START Entries shown

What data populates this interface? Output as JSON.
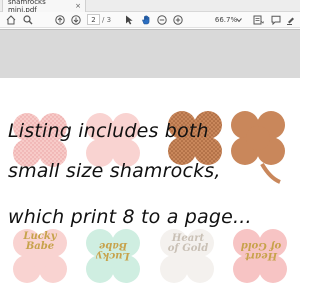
{
  "tab": {
    "title": "shamrocks mini.pdf",
    "close": "×"
  },
  "toolbar": {
    "current_page": "2",
    "total_pages": "/ 3",
    "zoom": "66.7%",
    "icons": [
      "home-icon",
      "search-icon",
      "page-up-icon",
      "page-down-icon",
      "cursor-icon",
      "hand-icon",
      "zoom-out-icon",
      "zoom-in-icon",
      "zoom-dropdown-icon",
      "fit-icon",
      "scroll-icon",
      "comment-icon",
      "highlight-icon"
    ]
  },
  "overlay": {
    "line1": "Listing includes both",
    "line2": "small size shamrocks,",
    "line3": "which print 8 to a page..."
  },
  "shamrock_labels": {
    "one": "Lucky\nBabe",
    "two": "Lucky\nBabe",
    "three": "Heart\nof Gold",
    "four": "Heart\nof Gold"
  },
  "colors": {
    "pink": "#f7cbc8",
    "pink_dots": "#e99ea0",
    "mint": "#cfeee1",
    "brown": "#c9875b",
    "brown_dots": "#9a5a33",
    "gold": "#c7a24b"
  }
}
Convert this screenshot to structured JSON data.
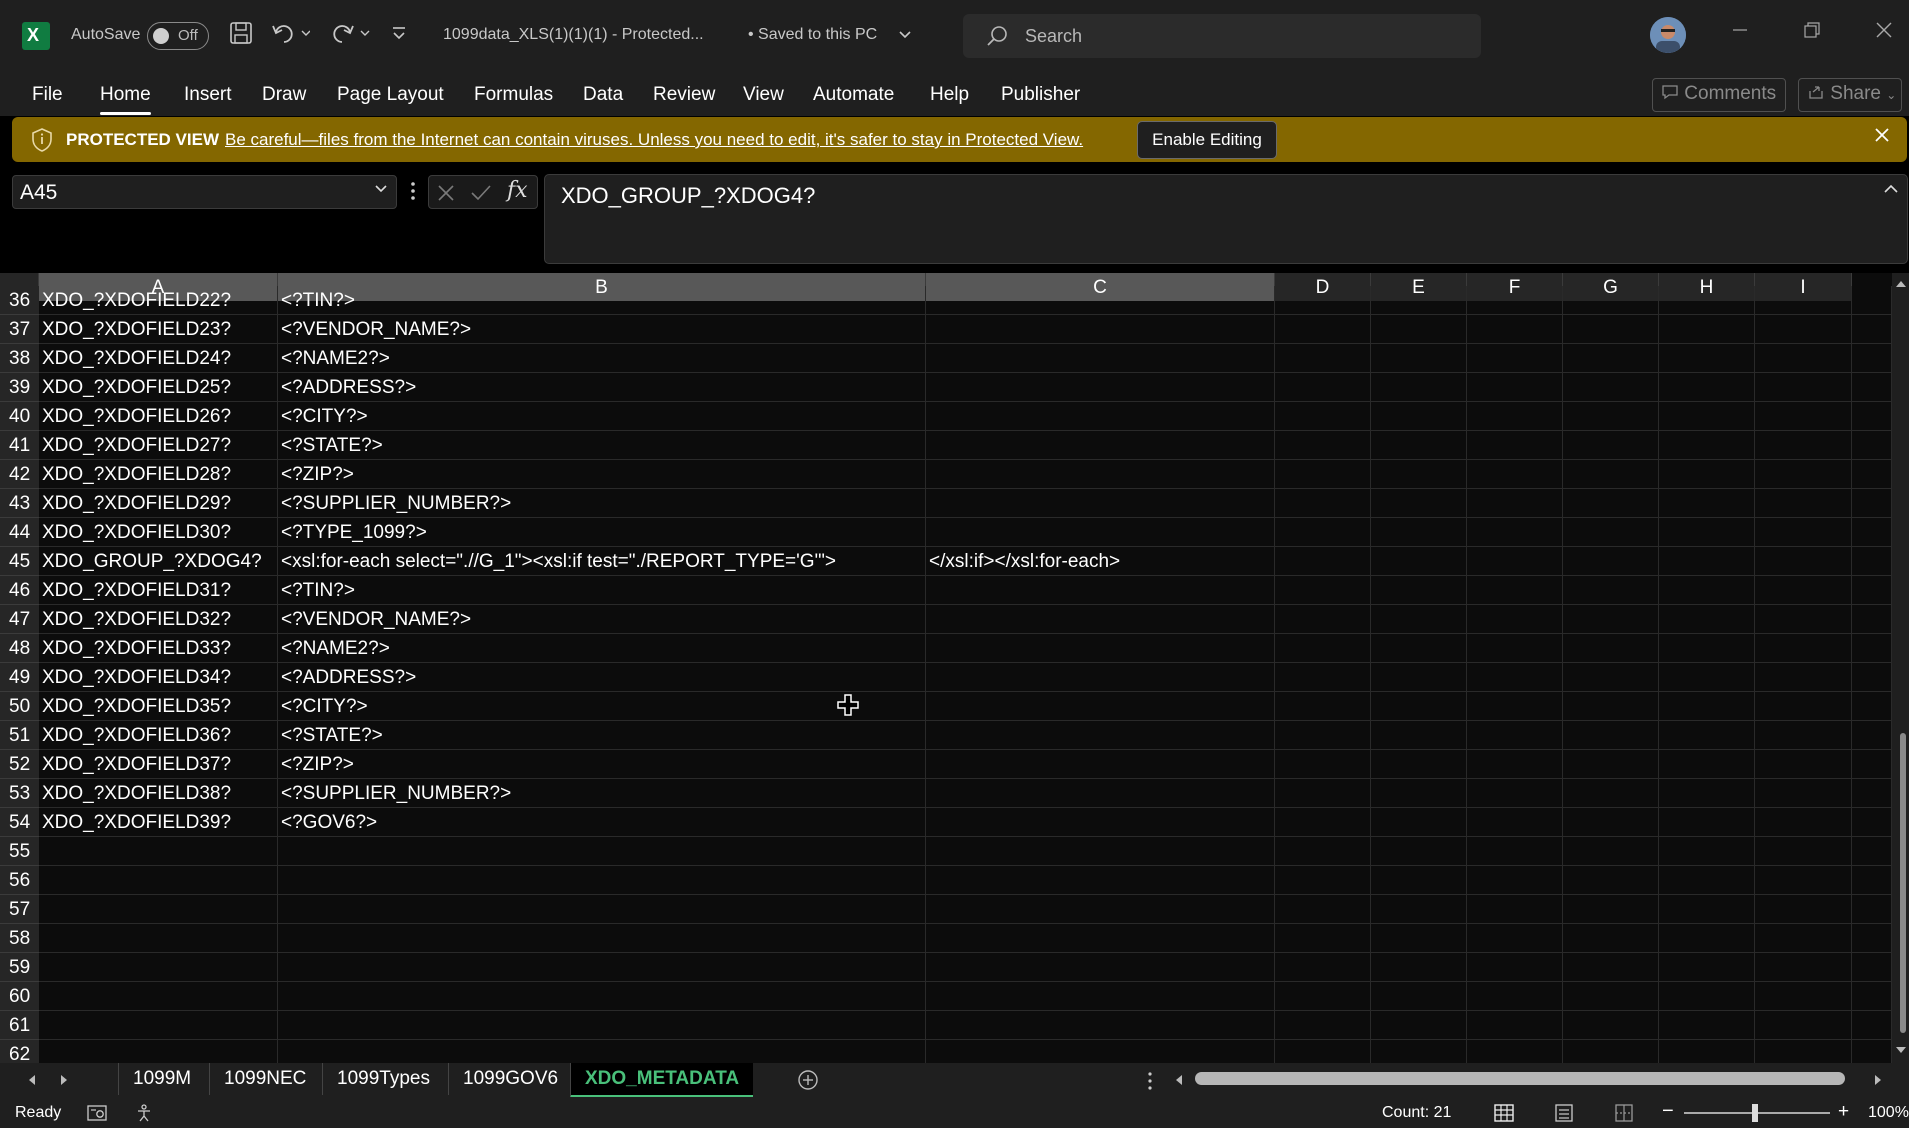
{
  "app": {
    "autosave_label": "AutoSave",
    "autosave_state": "Off",
    "file_title": "1099data_XLS(1)(1)(1)  -  Protected...",
    "save_status": "• Saved to this PC",
    "search_placeholder": "Search"
  },
  "ribbon": {
    "tabs": [
      "File",
      "Home",
      "Insert",
      "Draw",
      "Page Layout",
      "Formulas",
      "Data",
      "Review",
      "View",
      "Automate",
      "Help",
      "Publisher"
    ],
    "active_tab": "Home",
    "comments_label": "Comments",
    "share_label": "Share"
  },
  "protected_view": {
    "title": "PROTECTED VIEW",
    "message": "Be careful—files from the Internet can contain viruses. Unless you need to edit, it's safer to stay in Protected View.",
    "button": "Enable Editing"
  },
  "formula_bar": {
    "name_box": "A45",
    "fx_label": "fx",
    "value": "XDO_GROUP_?XDOG4?"
  },
  "sheet": {
    "columns": [
      "A",
      "B",
      "C",
      "D",
      "E",
      "F",
      "G",
      "H",
      "I"
    ],
    "selected_column": "A",
    "rows": [
      {
        "n": "36",
        "a": "XDO_?XDOFIELD22?",
        "b": "<?TIN?>",
        "c": ""
      },
      {
        "n": "37",
        "a": "XDO_?XDOFIELD23?",
        "b": "<?VENDOR_NAME?>",
        "c": ""
      },
      {
        "n": "38",
        "a": "XDO_?XDOFIELD24?",
        "b": "<?NAME2?>",
        "c": ""
      },
      {
        "n": "39",
        "a": "XDO_?XDOFIELD25?",
        "b": "<?ADDRESS?>",
        "c": ""
      },
      {
        "n": "40",
        "a": "XDO_?XDOFIELD26?",
        "b": "<?CITY?>",
        "c": ""
      },
      {
        "n": "41",
        "a": "XDO_?XDOFIELD27?",
        "b": "<?STATE?>",
        "c": ""
      },
      {
        "n": "42",
        "a": "XDO_?XDOFIELD28?",
        "b": "<?ZIP?>",
        "c": ""
      },
      {
        "n": "43",
        "a": "XDO_?XDOFIELD29?",
        "b": "<?SUPPLIER_NUMBER?>",
        "c": ""
      },
      {
        "n": "44",
        "a": "XDO_?XDOFIELD30?",
        "b": "<?TYPE_1099?>",
        "c": ""
      },
      {
        "n": "45",
        "a": "XDO_GROUP_?XDOG4?",
        "b": "<xsl:for-each select=\".//G_1\"><xsl:if test=\"./REPORT_TYPE='G'\">",
        "c": "</xsl:if></xsl:for-each>"
      },
      {
        "n": "46",
        "a": "XDO_?XDOFIELD31?",
        "b": "<?TIN?>",
        "c": ""
      },
      {
        "n": "47",
        "a": "XDO_?XDOFIELD32?",
        "b": "<?VENDOR_NAME?>",
        "c": ""
      },
      {
        "n": "48",
        "a": "XDO_?XDOFIELD33?",
        "b": "<?NAME2?>",
        "c": ""
      },
      {
        "n": "49",
        "a": "XDO_?XDOFIELD34?",
        "b": "<?ADDRESS?>",
        "c": ""
      },
      {
        "n": "50",
        "a": "XDO_?XDOFIELD35?",
        "b": "<?CITY?>",
        "c": ""
      },
      {
        "n": "51",
        "a": "XDO_?XDOFIELD36?",
        "b": "<?STATE?>",
        "c": ""
      },
      {
        "n": "52",
        "a": "XDO_?XDOFIELD37?",
        "b": "<?ZIP?>",
        "c": ""
      },
      {
        "n": "53",
        "a": "XDO_?XDOFIELD38?",
        "b": "<?SUPPLIER_NUMBER?>",
        "c": ""
      },
      {
        "n": "54",
        "a": "XDO_?XDOFIELD39?",
        "b": "<?GOV6?>",
        "c": ""
      },
      {
        "n": "55",
        "a": "",
        "b": "",
        "c": ""
      },
      {
        "n": "56",
        "a": "",
        "b": "",
        "c": ""
      },
      {
        "n": "57",
        "a": "",
        "b": "",
        "c": ""
      },
      {
        "n": "58",
        "a": "",
        "b": "",
        "c": ""
      },
      {
        "n": "59",
        "a": "",
        "b": "",
        "c": ""
      },
      {
        "n": "60",
        "a": "",
        "b": "",
        "c": ""
      },
      {
        "n": "61",
        "a": "",
        "b": "",
        "c": ""
      },
      {
        "n": "62",
        "a": "",
        "b": "",
        "c": ""
      }
    ]
  },
  "sheet_tabs": [
    "1099M",
    "1099NEC",
    "1099Types",
    "1099GOV6",
    "XDO_METADATA"
  ],
  "active_sheet": "XDO_METADATA",
  "status": {
    "ready": "Ready",
    "count": "Count: 21",
    "zoom": "100%"
  },
  "colors": {
    "protected_bar": "#846700",
    "excel_green": "#107c41",
    "active_sheet_text": "#49c07a"
  }
}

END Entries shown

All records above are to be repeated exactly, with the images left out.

_Task solution_:
What data populates this interface? Output as JSON.
{
  "tab": {
    "title": "shamrocks mini.pdf",
    "close": "×"
  },
  "toolbar": {
    "current_page": "2",
    "total_pages": "/ 3",
    "zoom": "66.7%",
    "icons": [
      "home-icon",
      "search-icon",
      "page-up-icon",
      "page-down-icon",
      "cursor-icon",
      "hand-icon",
      "zoom-out-icon",
      "zoom-in-icon",
      "zoom-dropdown-icon",
      "fit-icon",
      "scroll-icon",
      "comment-icon",
      "highlight-icon"
    ]
  },
  "overlay": {
    "line1": "Listing includes both",
    "line2": "small size shamrocks,",
    "line3": "which print 8 to a page..."
  },
  "shamrock_labels": {
    "one": "Lucky\nBabe",
    "two": "Lucky\nBabe",
    "three": "Heart\nof Gold",
    "four": "Heart\nof Gold"
  },
  "colors": {
    "pink": "#f7cbc8",
    "pink_dots": "#e99ea0",
    "mint": "#cfeee1",
    "brown": "#c9875b",
    "brown_dots": "#9a5a33",
    "gold": "#c7a24b"
  }
}
Convert this screenshot to structured JSON data.
{
  "app": {
    "autosave_label": "AutoSave",
    "autosave_state": "Off",
    "file_title": "1099data_XLS(1)(1)(1)  -  Protected...",
    "save_status": "• Saved to this PC",
    "search_placeholder": "Search"
  },
  "ribbon": {
    "tabs": [
      "File",
      "Home",
      "Insert",
      "Draw",
      "Page Layout",
      "Formulas",
      "Data",
      "Review",
      "View",
      "Automate",
      "Help",
      "Publisher"
    ],
    "active_tab": "Home",
    "comments_label": "Comments",
    "share_label": "Share"
  },
  "protected_view": {
    "title": "PROTECTED VIEW",
    "message": "Be careful—files from the Internet can contain viruses. Unless you need to edit, it's safer to stay in Protected View.",
    "button": "Enable Editing"
  },
  "formula_bar": {
    "name_box": "A45",
    "fx_label": "fx",
    "value": "XDO_GROUP_?XDOG4?"
  },
  "sheet": {
    "columns": [
      "A",
      "B",
      "C",
      "D",
      "E",
      "F",
      "G",
      "H",
      "I"
    ],
    "selected_column": "A",
    "rows": [
      {
        "n": "36",
        "a": "XDO_?XDOFIELD22?",
        "b": "<?TIN?>",
        "c": ""
      },
      {
        "n": "37",
        "a": "XDO_?XDOFIELD23?",
        "b": "<?VENDOR_NAME?>",
        "c": ""
      },
      {
        "n": "38",
        "a": "XDO_?XDOFIELD24?",
        "b": "<?NAME2?>",
        "c": ""
      },
      {
        "n": "39",
        "a": "XDO_?XDOFIELD25?",
        "b": "<?ADDRESS?>",
        "c": ""
      },
      {
        "n": "40",
        "a": "XDO_?XDOFIELD26?",
        "b": "<?CITY?>",
        "c": ""
      },
      {
        "n": "41",
        "a": "XDO_?XDOFIELD27?",
        "b": "<?STATE?>",
        "c": ""
      },
      {
        "n": "42",
        "a": "XDO_?XDOFIELD28?",
        "b": "<?ZIP?>",
        "c": ""
      },
      {
        "n": "43",
        "a": "XDO_?XDOFIELD29?",
        "b": "<?SUPPLIER_NUMBER?>",
        "c": ""
      },
      {
        "n": "44",
        "a": "XDO_?XDOFIELD30?",
        "b": "<?TYPE_1099?>",
        "c": ""
      },
      {
        "n": "45",
        "a": "XDO_GROUP_?XDOG4?",
        "b": "<xsl:for-each select=\".//G_1\"><xsl:if test=\"./REPORT_TYPE='G'\">",
        "c": "</xsl:if></xsl:for-each>"
      },
      {
        "n": "46",
        "a": "XDO_?XDOFIELD31?",
        "b": "<?TIN?>",
        "c": ""
      },
      {
        "n": "47",
        "a": "XDO_?XDOFIELD32?",
        "b": "<?VENDOR_NAME?>",
        "c": ""
      },
      {
        "n": "48",
        "a": "XDO_?XDOFIELD33?",
        "b": "<?NAME2?>",
        "c": ""
      },
      {
        "n": "49",
        "a": "XDO_?XDOFIELD34?",
        "b": "<?ADDRESS?>",
        "c": ""
      },
      {
        "n": "50",
        "a": "XDO_?XDOFIELD35?",
        "b": "<?CITY?>",
        "c": ""
      },
      {
        "n": "51",
        "a": "XDO_?XDOFIELD36?",
        "b": "<?STATE?>",
        "c": ""
      },
      {
        "n": "52",
        "a": "XDO_?XDOFIELD37?",
        "b": "<?ZIP?>",
        "c": ""
      },
      {
        "n": "53",
        "a": "XDO_?XDOFIELD38?",
        "b": "<?SUPPLIER_NUMBER?>",
        "c": ""
      },
      {
        "n": "54",
        "a": "XDO_?XDOFIELD39?",
        "b": "<?GOV6?>",
        "c": ""
      },
      {
        "n": "55",
        "a": "",
        "b": "",
        "c": ""
      },
      {
        "n": "56",
        "a": "",
        "b": "",
        "c": ""
      },
      {
        "n": "57",
        "a": "",
        "b": "",
        "c": ""
      },
      {
        "n": "58",
        "a": "",
        "b": "",
        "c": ""
      },
      {
        "n": "59",
        "a": "",
        "b": "",
        "c": ""
      },
      {
        "n": "60",
        "a": "",
        "b": "",
        "c": ""
      },
      {
        "n": "61",
        "a": "",
        "b": "",
        "c": ""
      },
      {
        "n": "62",
        "a": "",
        "b": "",
        "c": ""
      }
    ]
  },
  "sheet_tabs": [
    "1099M",
    "1099NEC",
    "1099Types",
    "1099GOV6",
    "XDO_METADATA"
  ],
  "active_sheet": "XDO_METADATA",
  "status": {
    "ready": "Ready",
    "count": "Count: 21",
    "zoom": "100%"
  },
  "colors": {
    "protected_bar": "#846700",
    "excel_green": "#107c41",
    "active_sheet_text": "#49c07a"
  }
}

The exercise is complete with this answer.